Data extract section start
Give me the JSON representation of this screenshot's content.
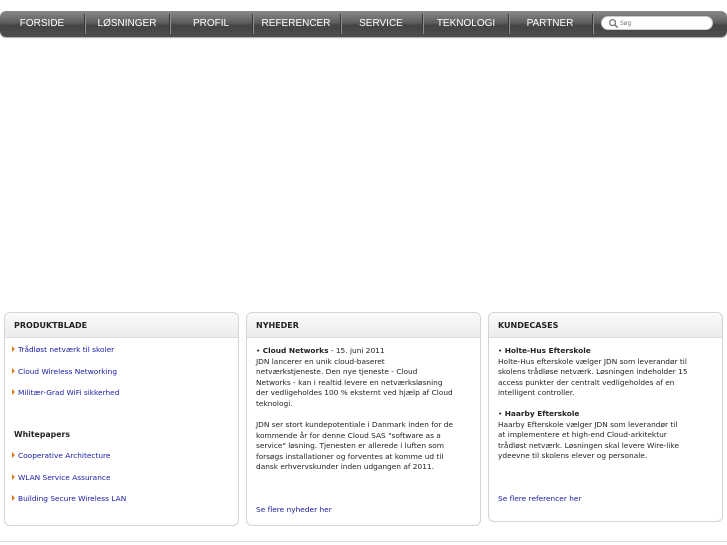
{
  "nav": {
    "items": [
      "FORSIDE",
      "LØSNINGER",
      "PROFIL",
      "REFERENCER",
      "SERVICE",
      "TEKNOLOGI",
      "PARTNER"
    ],
    "search_placeholder": "Søg"
  },
  "produktblade": {
    "title": "PRODUKTBLADE",
    "links": [
      "Trådløst netværk til skoler",
      "Cloud Wireless Networking",
      "Militær-Grad WiFi sikkerhed"
    ],
    "whitepapers_heading": "Whitepapers",
    "whitepapers": [
      "Cooperative Architecture",
      "WLAN Service Assurance",
      "Building Secure Wireless LAN"
    ]
  },
  "nyheder": {
    "title": "NYHEDER",
    "item1_title": "Cloud Networks",
    "item1_date": " - 15. juni 2011",
    "item1_lines": [
      "JDN lancerer en unik cloud-baseret",
      "netværkstjeneste. Den nye tjeneste - Cloud",
      "Networks - kan i realtid levere en netværksløsning",
      "der vedligeholdes 100 % eksternt ved hjælp af Cloud",
      "teknologi."
    ],
    "item2_lines": [
      "JDN ser stort kundepotentiale i Danmark inden for de",
      "kommende år for denne Cloud SAS \"software as a",
      "service\" løsning. Tjenesten er allerede i luften som",
      "forsøgs installationer og forventes at komme ud til",
      "dansk erhvervskunder inden udgangen af 2011."
    ],
    "more": "Se flere nyheder her"
  },
  "kundecases": {
    "title": "KUNDECASES",
    "case1_title": "Holte-Hus Efterskole",
    "case1_lines": [
      "Holte-Hus efterskole vælger JDN som leverandør til",
      "skolens trådløse netværk. Løsningen indeholder 15",
      "access punkter der centralt vedligeholdes af en",
      "intelligent controller."
    ],
    "case2_title": "Haarby Efterskole",
    "case2_lines": [
      "Haarby Efterskole vælger JDN som leverandør til",
      "at implementere et high-end Cloud-arkitektur",
      "trådløst netværk. Løsningen skal levere Wire-like",
      "ydeevne til skolens elever og personale."
    ],
    "more": "Se flere referencer her"
  }
}
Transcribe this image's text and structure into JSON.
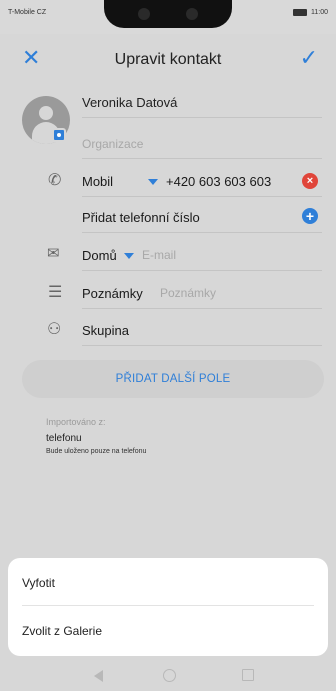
{
  "status_bar": {
    "carrier": "T-Mobile CZ",
    "time": "11:00"
  },
  "header": {
    "title": "Upravit kontakt"
  },
  "contact": {
    "name": "Veronika Datová",
    "organization_placeholder": "Organizace"
  },
  "phone": {
    "type": "Mobil",
    "number": "+420 603 603 603",
    "add_label": "Přidat telefonní číslo"
  },
  "email": {
    "type": "Domů",
    "placeholder": "E-mail"
  },
  "notes": {
    "label": "Poznámky",
    "placeholder": "Poznámky"
  },
  "group": {
    "label": "Skupina"
  },
  "add_field_button": "PŘIDAT DALŠÍ POLE",
  "import": {
    "label": "Importováno z:",
    "value": "telefonu",
    "note": "Bude uloženo pouze na telefonu"
  },
  "sheet": {
    "options": [
      "Vyfotit",
      "Zvolit z Galerie"
    ]
  },
  "colors": {
    "accent": "#2f7fd8",
    "danger": "#e0453a"
  }
}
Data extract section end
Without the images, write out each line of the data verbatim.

Give me the JSON representation of this screenshot's content.
{
  "nav": {
    "items": [
      "FORSIDE",
      "LØSNINGER",
      "PROFIL",
      "REFERENCER",
      "SERVICE",
      "TEKNOLOGI",
      "PARTNER"
    ],
    "search_placeholder": "Søg"
  },
  "produktblade": {
    "title": "PRODUKTBLADE",
    "links": [
      "Trådløst netværk til skoler",
      "Cloud Wireless Networking",
      "Militær-Grad WiFi sikkerhed"
    ],
    "whitepapers_heading": "Whitepapers",
    "whitepapers": [
      "Cooperative Architecture",
      "WLAN Service Assurance",
      "Building Secure Wireless LAN"
    ]
  },
  "nyheder": {
    "title": "NYHEDER",
    "item1_title": "Cloud Networks",
    "item1_date": " - 15. juni 2011",
    "item1_lines": [
      "JDN lancerer en unik cloud-baseret",
      "netværkstjeneste. Den nye tjeneste - Cloud",
      "Networks - kan i realtid levere en netværksløsning",
      "der vedligeholdes 100 % eksternt ved hjælp af Cloud",
      "teknologi."
    ],
    "item2_lines": [
      "JDN ser stort kundepotentiale i Danmark inden for de",
      "kommende år for denne Cloud SAS \"software as a",
      "service\" løsning. Tjenesten er allerede i luften som",
      "forsøgs installationer og forventes at komme ud til",
      "dansk erhvervskunder inden udgangen af 2011."
    ],
    "more": "Se flere nyheder her"
  },
  "kundecases": {
    "title": "KUNDECASES",
    "case1_title": "Holte-Hus Efterskole",
    "case1_lines": [
      "Holte-Hus efterskole vælger JDN som leverandør til",
      "skolens trådløse netværk. Løsningen indeholder 15",
      "access punkter der centralt vedligeholdes af en",
      "intelligent controller."
    ],
    "case2_title": "Haarby Efterskole",
    "case2_lines": [
      "Haarby Efterskole vælger JDN som leverandør til",
      "at implementere et high-end Cloud-arkitektur",
      "trådløst netværk. Løsningen skal levere Wire-like",
      "ydeevne til skolens elever og personale."
    ],
    "more": "Se flere referencer her"
  }
}
Transcribe this image's text and structure into JSON.
{
  "status_bar": {
    "carrier": "T-Mobile CZ",
    "time": "11:00"
  },
  "header": {
    "title": "Upravit kontakt"
  },
  "contact": {
    "name": "Veronika Datová",
    "organization_placeholder": "Organizace"
  },
  "phone": {
    "type": "Mobil",
    "number": "+420 603 603 603",
    "add_label": "Přidat telefonní číslo"
  },
  "email": {
    "type": "Domů",
    "placeholder": "E-mail"
  },
  "notes": {
    "label": "Poznámky",
    "placeholder": "Poznámky"
  },
  "group": {
    "label": "Skupina"
  },
  "add_field_button": "PŘIDAT DALŠÍ POLE",
  "import": {
    "label": "Importováno z:",
    "value": "telefonu",
    "note": "Bude uloženo pouze na telefonu"
  },
  "sheet": {
    "options": [
      "Vyfotit",
      "Zvolit z Galerie"
    ]
  },
  "colors": {
    "accent": "#2f7fd8",
    "danger": "#e0453a"
  }
}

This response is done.